Page and application data records
▽

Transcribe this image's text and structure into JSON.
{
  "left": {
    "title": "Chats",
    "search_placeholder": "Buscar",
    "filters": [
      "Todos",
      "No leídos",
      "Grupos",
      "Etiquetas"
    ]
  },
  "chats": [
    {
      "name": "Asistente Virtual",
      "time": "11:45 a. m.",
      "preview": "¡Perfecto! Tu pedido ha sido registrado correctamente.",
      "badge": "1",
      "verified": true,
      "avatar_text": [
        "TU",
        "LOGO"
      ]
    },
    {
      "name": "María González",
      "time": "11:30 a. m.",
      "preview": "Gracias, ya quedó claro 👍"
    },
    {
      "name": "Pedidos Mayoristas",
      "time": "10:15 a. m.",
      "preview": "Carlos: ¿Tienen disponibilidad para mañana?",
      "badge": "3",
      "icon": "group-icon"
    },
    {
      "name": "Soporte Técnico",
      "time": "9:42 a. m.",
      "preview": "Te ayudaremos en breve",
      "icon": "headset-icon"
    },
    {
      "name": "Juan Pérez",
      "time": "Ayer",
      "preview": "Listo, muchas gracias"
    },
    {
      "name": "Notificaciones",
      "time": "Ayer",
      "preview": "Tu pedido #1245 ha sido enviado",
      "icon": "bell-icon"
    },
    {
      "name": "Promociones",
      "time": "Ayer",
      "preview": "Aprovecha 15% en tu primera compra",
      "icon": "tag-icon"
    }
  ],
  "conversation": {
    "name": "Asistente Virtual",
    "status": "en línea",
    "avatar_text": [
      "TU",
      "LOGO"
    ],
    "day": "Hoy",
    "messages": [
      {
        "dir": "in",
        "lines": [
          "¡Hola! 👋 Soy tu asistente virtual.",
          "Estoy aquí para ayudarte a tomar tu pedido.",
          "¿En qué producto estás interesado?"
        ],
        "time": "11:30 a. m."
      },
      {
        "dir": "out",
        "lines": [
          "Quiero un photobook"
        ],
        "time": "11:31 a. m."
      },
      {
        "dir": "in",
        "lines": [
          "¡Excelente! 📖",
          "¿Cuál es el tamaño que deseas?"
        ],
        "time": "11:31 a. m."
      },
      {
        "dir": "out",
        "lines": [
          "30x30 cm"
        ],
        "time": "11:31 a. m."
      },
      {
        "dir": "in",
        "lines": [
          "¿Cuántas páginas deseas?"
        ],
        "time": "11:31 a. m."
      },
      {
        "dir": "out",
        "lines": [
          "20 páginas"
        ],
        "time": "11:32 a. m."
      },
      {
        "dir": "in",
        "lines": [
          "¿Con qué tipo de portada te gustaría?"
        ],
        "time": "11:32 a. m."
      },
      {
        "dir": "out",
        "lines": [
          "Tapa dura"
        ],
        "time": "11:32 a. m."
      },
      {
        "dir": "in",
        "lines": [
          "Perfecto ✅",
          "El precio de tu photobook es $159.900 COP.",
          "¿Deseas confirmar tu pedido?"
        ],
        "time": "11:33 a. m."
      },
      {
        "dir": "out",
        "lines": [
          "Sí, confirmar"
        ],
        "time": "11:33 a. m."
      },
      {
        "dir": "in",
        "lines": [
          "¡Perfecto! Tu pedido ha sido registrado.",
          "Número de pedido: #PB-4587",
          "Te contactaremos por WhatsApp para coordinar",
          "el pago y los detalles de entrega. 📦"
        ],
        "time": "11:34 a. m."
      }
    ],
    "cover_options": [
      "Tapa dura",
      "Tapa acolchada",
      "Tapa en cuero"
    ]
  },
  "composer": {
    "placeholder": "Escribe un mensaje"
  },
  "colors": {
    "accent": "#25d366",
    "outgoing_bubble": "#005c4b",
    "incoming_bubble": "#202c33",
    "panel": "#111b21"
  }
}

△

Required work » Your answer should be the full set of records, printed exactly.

Reply »
Transcribe this image's text and structure into JSON.
{
  "left": {
    "title": "Chats",
    "search_placeholder": "Buscar",
    "filters": [
      "Todos",
      "No leídos",
      "Grupos",
      "Etiquetas"
    ]
  },
  "chats": [
    {
      "name": "Asistente Virtual",
      "time": "11:45 a. m.",
      "preview": "¡Perfecto! Tu pedido ha sido registrado correctamente.",
      "badge": "1",
      "verified": true,
      "avatar_text": [
        "TU",
        "LOGO"
      ]
    },
    {
      "name": "María González",
      "time": "11:30 a. m.",
      "preview": "Gracias, ya quedó claro 👍"
    },
    {
      "name": "Pedidos Mayoristas",
      "time": "10:15 a. m.",
      "preview": "Carlos: ¿Tienen disponibilidad para mañana?",
      "badge": "3",
      "icon": "group-icon"
    },
    {
      "name": "Soporte Técnico",
      "time": "9:42 a. m.",
      "preview": "Te ayudaremos en breve",
      "icon": "headset-icon"
    },
    {
      "name": "Juan Pérez",
      "time": "Ayer",
      "preview": "Listo, muchas gracias"
    },
    {
      "name": "Notificaciones",
      "time": "Ayer",
      "preview": "Tu pedido #1245 ha sido enviado",
      "icon": "bell-icon"
    },
    {
      "name": "Promociones",
      "time": "Ayer",
      "preview": "Aprovecha 15% en tu primera compra",
      "icon": "tag-icon"
    }
  ],
  "conversation": {
    "name": "Asistente Virtual",
    "status": "en línea",
    "avatar_text": [
      "TU",
      "LOGO"
    ],
    "day": "Hoy",
    "messages": [
      {
        "dir": "in",
        "lines": [
          "¡Hola! 👋 Soy tu asistente virtual.",
          "Estoy aquí para ayudarte a tomar tu pedido.",
          "¿En qué producto estás interesado?"
        ],
        "time": "11:30 a. m."
      },
      {
        "dir": "out",
        "lines": [
          "Quiero un photobook"
        ],
        "time": "11:31 a. m."
      },
      {
        "dir": "in",
        "lines": [
          "¡Excelente! 📖",
          "¿Cuál es el tamaño que deseas?"
        ],
        "time": "11:31 a. m."
      },
      {
        "dir": "out",
        "lines": [
          "30x30 cm"
        ],
        "time": "11:31 a. m."
      },
      {
        "dir": "in",
        "lines": [
          "¿Cuántas páginas deseas?"
        ],
        "time": "11:31 a. m."
      },
      {
        "dir": "out",
        "lines": [
          "20 páginas"
        ],
        "time": "11:32 a. m."
      },
      {
        "dir": "in",
        "lines": [
          "¿Con qué tipo de portada te gustaría?"
        ],
        "time": "11:32 a. m."
      },
      {
        "dir": "out",
        "lines": [
          "Tapa dura"
        ],
        "time": "11:32 a. m."
      },
      {
        "dir": "in",
        "lines": [
          "Perfecto ✅",
          "El precio de tu photobook es $159.900 COP.",
          "¿Deseas confirmar tu pedido?"
        ],
        "time": "11:33 a. m."
      },
      {
        "dir": "out",
        "lines": [
          "Sí, confirmar"
        ],
        "time": "11:33 a. m."
      },
      {
        "dir": "in",
        "lines": [
          "¡Perfecto! Tu pedido ha sido registrado.",
          "Número de pedido: #PB-4587",
          "Te contactaremos por WhatsApp para coordinar",
          "el pago y los detalles de entrega. 📦"
        ],
        "time": "11:34 a. m."
      }
    ],
    "cover_options": [
      "Tapa dura",
      "Tapa acolchada",
      "Tapa en cuero"
    ]
  },
  "composer": {
    "placeholder": "Escribe un mensaje"
  },
  "colors": {
    "accent": "#25d366",
    "outgoing_bubble": "#005c4b",
    "incoming_bubble": "#202c33",
    "panel": "#111b21"
  }
}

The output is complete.